##### THE DATA #####

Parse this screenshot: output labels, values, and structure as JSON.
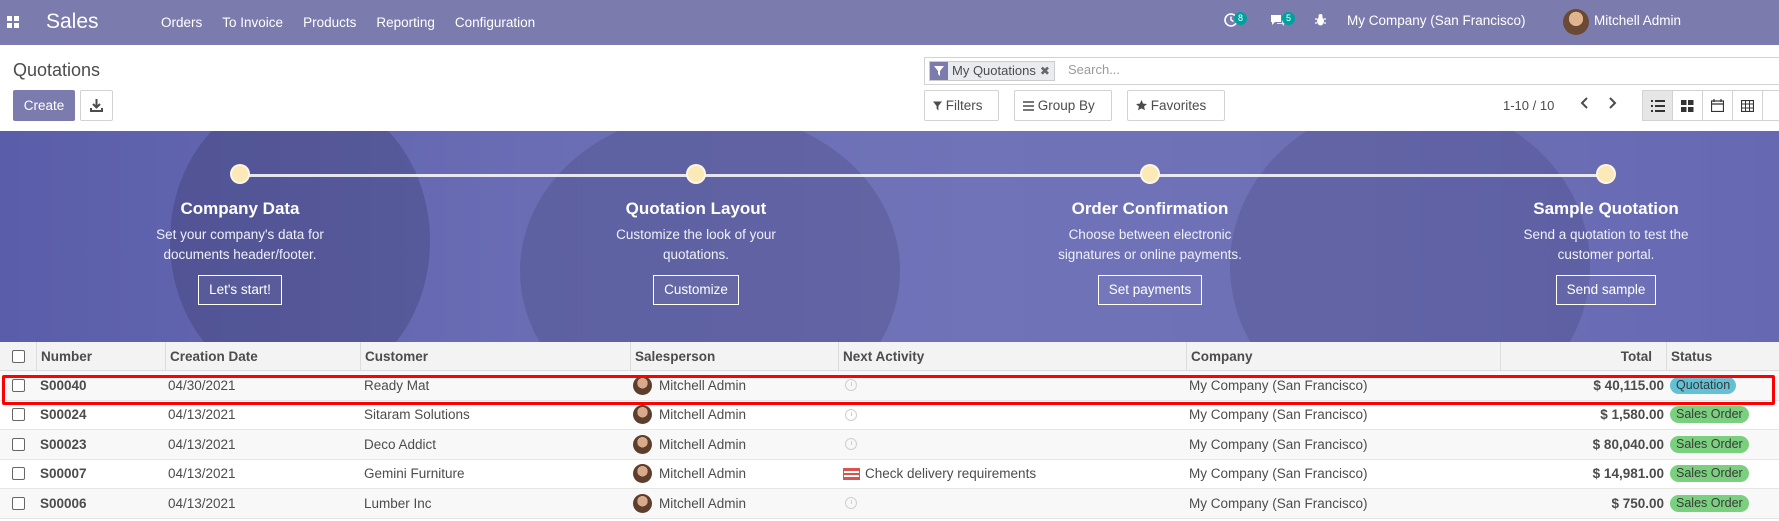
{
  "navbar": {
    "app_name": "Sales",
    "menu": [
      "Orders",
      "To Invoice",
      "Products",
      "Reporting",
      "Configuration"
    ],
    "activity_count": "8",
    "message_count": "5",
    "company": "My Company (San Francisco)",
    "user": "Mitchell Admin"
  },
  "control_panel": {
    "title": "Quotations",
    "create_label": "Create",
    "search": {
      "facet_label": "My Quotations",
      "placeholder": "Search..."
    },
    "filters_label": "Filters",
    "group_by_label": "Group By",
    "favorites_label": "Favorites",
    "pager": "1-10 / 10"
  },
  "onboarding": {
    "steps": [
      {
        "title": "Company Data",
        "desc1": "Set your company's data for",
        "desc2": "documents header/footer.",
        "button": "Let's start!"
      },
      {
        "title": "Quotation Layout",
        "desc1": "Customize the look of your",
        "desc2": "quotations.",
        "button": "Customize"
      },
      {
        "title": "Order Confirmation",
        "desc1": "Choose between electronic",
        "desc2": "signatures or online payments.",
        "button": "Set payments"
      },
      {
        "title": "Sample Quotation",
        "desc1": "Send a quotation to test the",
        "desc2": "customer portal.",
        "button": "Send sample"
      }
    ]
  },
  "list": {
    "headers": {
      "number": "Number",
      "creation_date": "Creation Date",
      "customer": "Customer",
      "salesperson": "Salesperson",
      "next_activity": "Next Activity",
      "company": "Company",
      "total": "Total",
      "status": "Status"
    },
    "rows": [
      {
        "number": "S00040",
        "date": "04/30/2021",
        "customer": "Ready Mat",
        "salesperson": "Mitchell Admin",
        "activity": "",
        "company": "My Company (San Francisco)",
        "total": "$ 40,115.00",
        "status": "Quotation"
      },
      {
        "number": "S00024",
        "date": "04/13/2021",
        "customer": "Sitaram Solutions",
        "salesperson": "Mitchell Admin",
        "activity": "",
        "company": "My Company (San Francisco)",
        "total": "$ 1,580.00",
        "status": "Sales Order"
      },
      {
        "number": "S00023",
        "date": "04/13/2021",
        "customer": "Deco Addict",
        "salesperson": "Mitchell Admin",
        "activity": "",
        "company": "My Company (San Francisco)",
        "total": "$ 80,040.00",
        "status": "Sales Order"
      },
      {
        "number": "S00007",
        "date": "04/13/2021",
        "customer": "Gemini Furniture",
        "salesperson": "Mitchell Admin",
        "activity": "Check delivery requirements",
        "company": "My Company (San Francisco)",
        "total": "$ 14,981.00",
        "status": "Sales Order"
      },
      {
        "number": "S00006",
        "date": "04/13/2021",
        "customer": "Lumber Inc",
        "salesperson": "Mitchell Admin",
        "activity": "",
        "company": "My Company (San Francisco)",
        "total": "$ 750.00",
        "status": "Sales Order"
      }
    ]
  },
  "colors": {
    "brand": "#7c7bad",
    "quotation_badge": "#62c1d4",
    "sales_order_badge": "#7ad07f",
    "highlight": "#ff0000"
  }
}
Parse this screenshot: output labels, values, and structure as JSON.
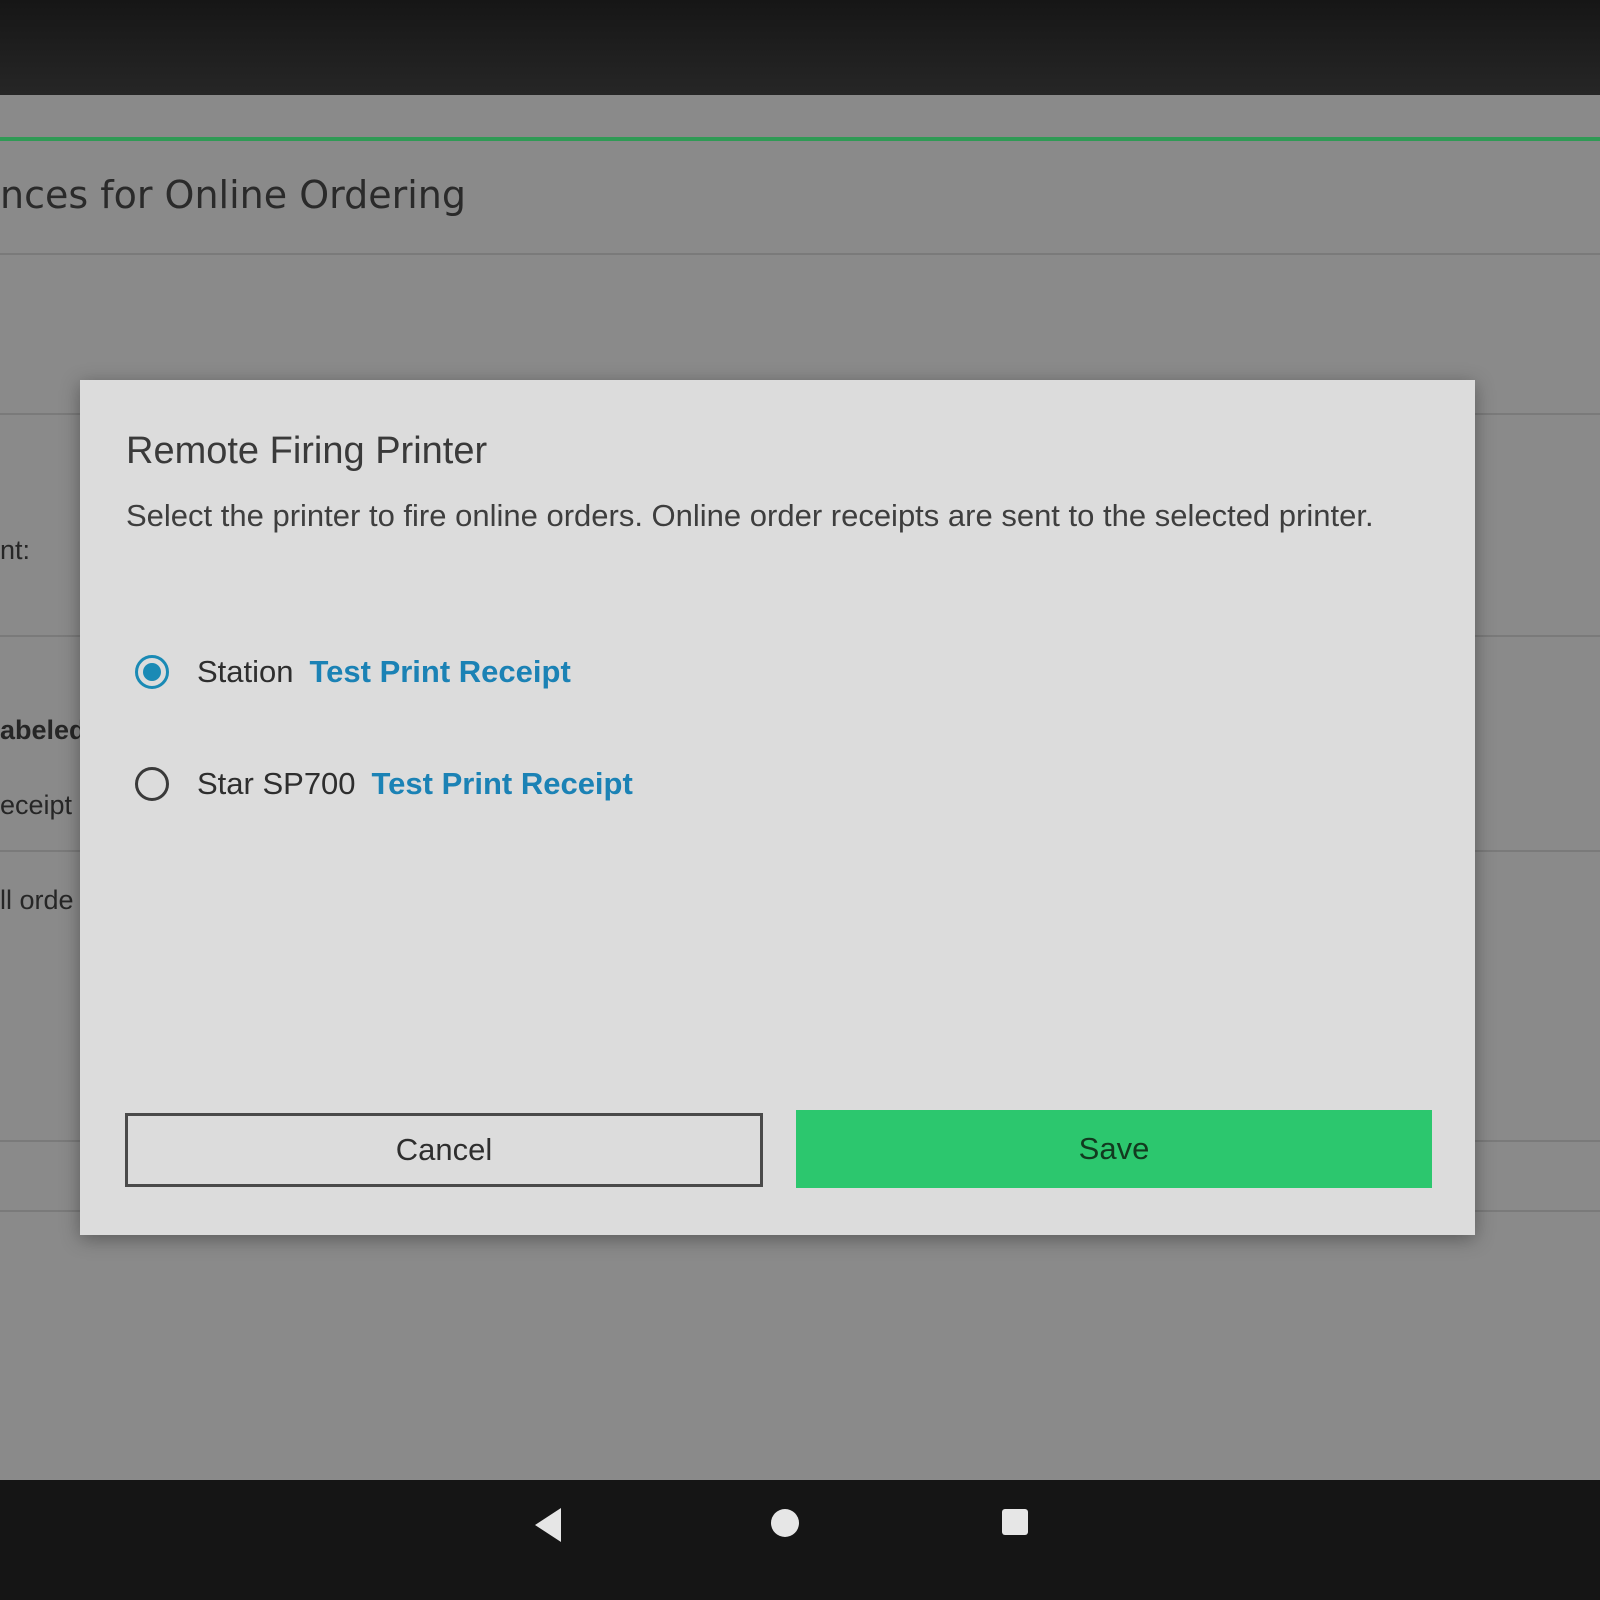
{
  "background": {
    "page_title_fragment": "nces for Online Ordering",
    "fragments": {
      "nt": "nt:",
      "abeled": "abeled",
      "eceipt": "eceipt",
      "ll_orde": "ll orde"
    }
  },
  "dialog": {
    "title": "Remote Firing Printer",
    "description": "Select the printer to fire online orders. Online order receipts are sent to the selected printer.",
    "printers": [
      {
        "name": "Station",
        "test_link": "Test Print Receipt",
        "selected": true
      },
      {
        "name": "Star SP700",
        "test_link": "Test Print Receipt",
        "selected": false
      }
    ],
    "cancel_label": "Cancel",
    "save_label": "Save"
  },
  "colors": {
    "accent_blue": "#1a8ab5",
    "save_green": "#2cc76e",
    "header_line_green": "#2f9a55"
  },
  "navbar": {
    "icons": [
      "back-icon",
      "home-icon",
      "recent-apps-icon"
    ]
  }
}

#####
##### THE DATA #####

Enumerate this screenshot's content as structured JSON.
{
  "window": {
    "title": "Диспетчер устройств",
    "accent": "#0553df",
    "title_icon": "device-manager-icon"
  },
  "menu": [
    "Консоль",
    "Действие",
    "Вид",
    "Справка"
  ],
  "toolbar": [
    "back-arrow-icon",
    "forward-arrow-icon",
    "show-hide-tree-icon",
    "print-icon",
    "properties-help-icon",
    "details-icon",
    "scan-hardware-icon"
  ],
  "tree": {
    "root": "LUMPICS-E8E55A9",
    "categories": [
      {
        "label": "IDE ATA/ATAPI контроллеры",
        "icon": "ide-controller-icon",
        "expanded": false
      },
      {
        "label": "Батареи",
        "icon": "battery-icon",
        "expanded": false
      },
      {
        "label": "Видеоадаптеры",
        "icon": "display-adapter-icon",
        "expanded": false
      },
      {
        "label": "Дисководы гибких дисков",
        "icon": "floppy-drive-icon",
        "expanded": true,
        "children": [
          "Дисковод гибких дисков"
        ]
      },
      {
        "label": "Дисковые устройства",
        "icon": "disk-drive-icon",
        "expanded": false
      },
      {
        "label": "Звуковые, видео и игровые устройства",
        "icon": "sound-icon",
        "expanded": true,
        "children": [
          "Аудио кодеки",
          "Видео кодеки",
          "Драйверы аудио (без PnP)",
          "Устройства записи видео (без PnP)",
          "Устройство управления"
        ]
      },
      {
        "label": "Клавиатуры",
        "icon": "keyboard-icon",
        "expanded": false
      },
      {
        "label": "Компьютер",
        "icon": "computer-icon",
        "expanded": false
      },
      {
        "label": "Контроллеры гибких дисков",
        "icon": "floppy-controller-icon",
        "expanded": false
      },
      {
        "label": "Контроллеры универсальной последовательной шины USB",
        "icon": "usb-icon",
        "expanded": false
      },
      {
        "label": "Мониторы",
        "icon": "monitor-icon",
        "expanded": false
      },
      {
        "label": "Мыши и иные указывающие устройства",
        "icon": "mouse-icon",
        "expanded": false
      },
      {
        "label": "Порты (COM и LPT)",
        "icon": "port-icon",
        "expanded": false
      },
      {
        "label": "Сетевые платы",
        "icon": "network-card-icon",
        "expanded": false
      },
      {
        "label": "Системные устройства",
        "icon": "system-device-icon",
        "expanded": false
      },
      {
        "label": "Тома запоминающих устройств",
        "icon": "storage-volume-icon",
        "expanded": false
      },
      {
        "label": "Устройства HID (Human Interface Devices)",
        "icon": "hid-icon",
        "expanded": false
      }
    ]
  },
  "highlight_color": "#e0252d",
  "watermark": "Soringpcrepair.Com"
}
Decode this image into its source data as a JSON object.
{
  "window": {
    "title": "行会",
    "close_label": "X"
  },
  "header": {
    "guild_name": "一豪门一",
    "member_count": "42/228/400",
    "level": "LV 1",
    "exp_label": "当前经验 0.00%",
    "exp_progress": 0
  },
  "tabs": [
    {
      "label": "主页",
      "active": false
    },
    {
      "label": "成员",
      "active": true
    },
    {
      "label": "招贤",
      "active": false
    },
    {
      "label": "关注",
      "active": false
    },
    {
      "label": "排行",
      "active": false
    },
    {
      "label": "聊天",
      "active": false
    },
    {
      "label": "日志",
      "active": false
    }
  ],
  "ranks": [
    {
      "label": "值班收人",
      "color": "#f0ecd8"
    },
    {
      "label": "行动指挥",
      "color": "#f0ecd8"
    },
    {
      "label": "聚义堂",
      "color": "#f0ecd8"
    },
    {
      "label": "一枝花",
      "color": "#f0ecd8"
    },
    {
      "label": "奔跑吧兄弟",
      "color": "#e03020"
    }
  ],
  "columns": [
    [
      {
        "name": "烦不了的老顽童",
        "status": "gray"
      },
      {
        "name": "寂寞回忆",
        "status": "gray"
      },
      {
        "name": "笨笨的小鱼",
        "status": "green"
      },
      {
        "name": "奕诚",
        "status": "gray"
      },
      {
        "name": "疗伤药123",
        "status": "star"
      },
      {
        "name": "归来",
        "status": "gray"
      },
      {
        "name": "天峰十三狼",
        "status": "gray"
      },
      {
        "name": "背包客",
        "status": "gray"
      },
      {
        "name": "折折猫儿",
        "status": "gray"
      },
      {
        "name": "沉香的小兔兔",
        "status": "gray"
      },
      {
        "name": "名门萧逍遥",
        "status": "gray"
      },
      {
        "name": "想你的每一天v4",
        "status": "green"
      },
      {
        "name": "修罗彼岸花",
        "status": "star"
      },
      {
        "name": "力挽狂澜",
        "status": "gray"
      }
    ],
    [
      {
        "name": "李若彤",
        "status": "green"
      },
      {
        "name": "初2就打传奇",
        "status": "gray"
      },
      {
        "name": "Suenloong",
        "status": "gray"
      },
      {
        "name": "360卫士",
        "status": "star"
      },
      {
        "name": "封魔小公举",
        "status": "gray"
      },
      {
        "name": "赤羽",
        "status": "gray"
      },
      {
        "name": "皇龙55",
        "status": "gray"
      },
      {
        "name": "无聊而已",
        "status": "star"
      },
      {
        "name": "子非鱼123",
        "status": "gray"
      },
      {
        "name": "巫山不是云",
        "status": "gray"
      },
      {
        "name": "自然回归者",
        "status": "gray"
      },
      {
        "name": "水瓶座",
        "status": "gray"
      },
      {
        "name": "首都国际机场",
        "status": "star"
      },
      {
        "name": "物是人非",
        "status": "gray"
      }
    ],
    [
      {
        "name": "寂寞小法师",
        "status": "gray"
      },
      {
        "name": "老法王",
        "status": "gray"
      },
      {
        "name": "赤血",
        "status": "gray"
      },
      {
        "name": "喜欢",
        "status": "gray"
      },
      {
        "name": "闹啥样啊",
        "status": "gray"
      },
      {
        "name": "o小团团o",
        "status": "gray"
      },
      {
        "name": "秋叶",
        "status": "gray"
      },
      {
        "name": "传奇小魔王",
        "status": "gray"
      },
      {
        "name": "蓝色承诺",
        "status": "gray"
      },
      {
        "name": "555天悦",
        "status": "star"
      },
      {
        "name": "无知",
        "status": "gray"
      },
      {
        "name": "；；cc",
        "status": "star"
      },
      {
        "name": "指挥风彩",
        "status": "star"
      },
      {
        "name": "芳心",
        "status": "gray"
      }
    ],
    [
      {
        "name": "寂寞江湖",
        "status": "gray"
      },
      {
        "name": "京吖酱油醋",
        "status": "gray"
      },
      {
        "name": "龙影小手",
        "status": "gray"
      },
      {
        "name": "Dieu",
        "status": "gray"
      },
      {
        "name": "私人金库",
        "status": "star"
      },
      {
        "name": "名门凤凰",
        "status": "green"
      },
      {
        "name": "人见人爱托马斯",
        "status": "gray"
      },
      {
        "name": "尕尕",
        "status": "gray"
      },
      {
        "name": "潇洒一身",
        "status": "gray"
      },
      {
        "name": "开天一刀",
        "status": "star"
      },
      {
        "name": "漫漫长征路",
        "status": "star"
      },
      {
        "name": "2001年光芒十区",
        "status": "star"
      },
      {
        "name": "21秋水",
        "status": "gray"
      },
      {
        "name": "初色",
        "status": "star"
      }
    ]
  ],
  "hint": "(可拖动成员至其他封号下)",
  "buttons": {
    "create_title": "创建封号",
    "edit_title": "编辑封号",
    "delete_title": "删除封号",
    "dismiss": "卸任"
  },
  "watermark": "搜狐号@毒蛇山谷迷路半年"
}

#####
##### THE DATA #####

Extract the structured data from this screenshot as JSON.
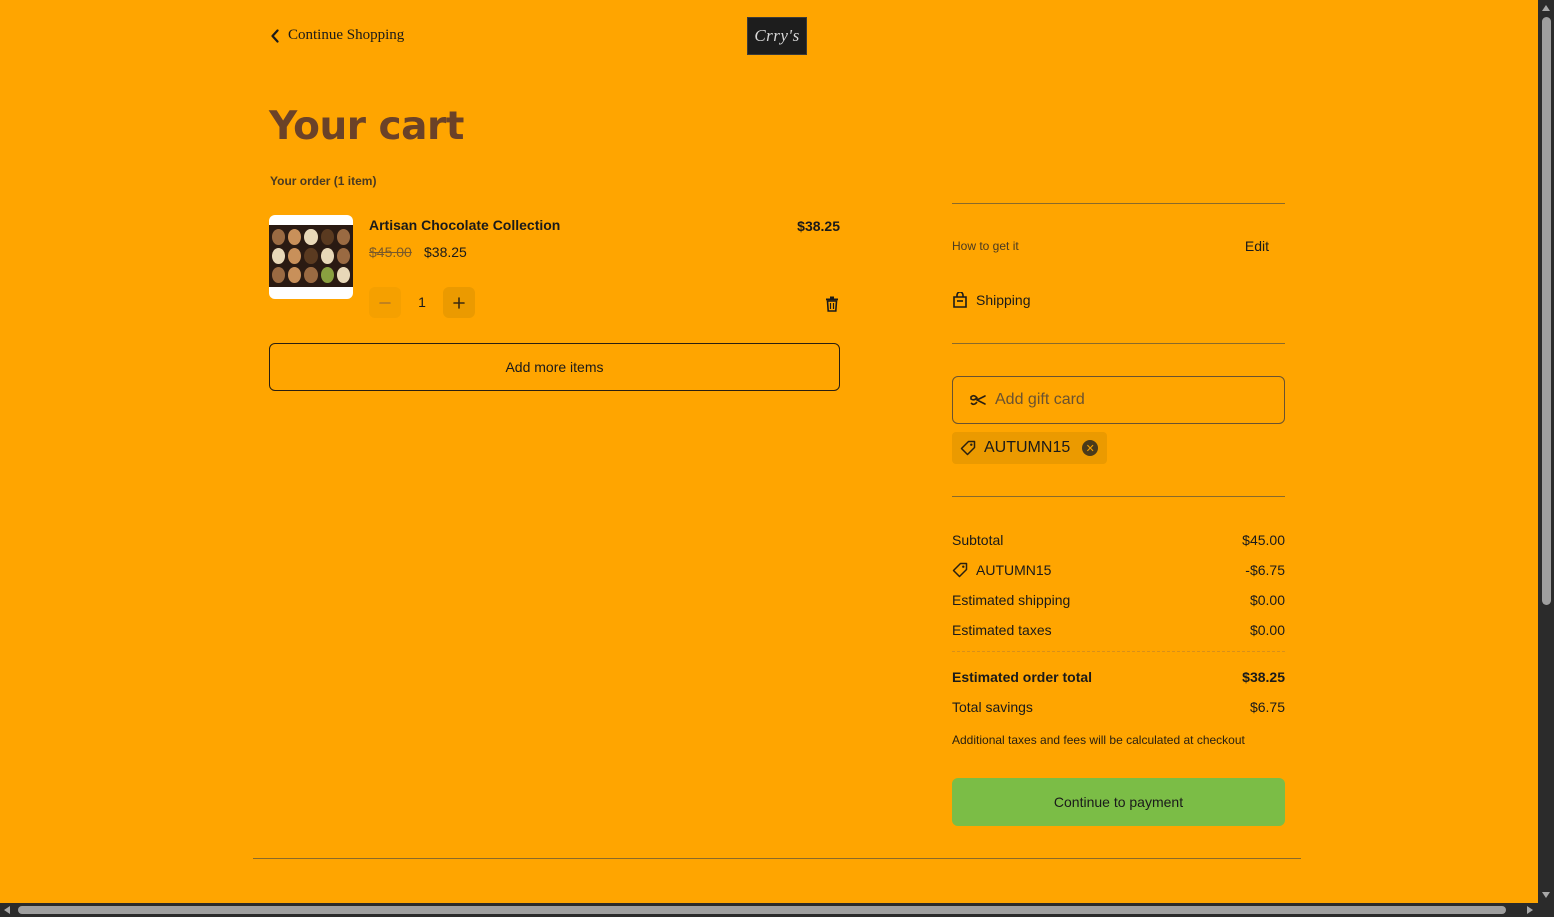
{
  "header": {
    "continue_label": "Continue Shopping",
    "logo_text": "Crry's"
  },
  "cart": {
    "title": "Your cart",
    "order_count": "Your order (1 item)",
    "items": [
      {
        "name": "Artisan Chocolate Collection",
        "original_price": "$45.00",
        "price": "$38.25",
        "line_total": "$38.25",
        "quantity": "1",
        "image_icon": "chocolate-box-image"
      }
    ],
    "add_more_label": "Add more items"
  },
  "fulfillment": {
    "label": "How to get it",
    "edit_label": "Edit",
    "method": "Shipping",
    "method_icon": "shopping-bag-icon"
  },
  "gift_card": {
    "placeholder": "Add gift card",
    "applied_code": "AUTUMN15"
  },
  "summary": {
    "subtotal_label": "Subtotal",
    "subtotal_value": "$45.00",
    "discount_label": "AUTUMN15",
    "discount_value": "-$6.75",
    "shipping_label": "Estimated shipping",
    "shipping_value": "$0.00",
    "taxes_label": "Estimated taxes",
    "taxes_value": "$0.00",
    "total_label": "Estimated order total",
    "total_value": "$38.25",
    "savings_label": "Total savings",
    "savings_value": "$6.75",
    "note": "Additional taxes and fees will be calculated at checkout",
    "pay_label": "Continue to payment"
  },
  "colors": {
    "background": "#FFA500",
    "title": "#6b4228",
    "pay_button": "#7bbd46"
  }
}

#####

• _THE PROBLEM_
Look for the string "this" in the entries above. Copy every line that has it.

• _EXERCISE RESPONSE_
Parse this screenshot: output labels, values, and structure as JSON.
Parse this screenshot: output labels, values, and structure as JSON.
Enumerate this screenshot's content as structured JSON.
Decode this image into its source data as a JSON object.
Extract the structured data from this screenshot as JSON.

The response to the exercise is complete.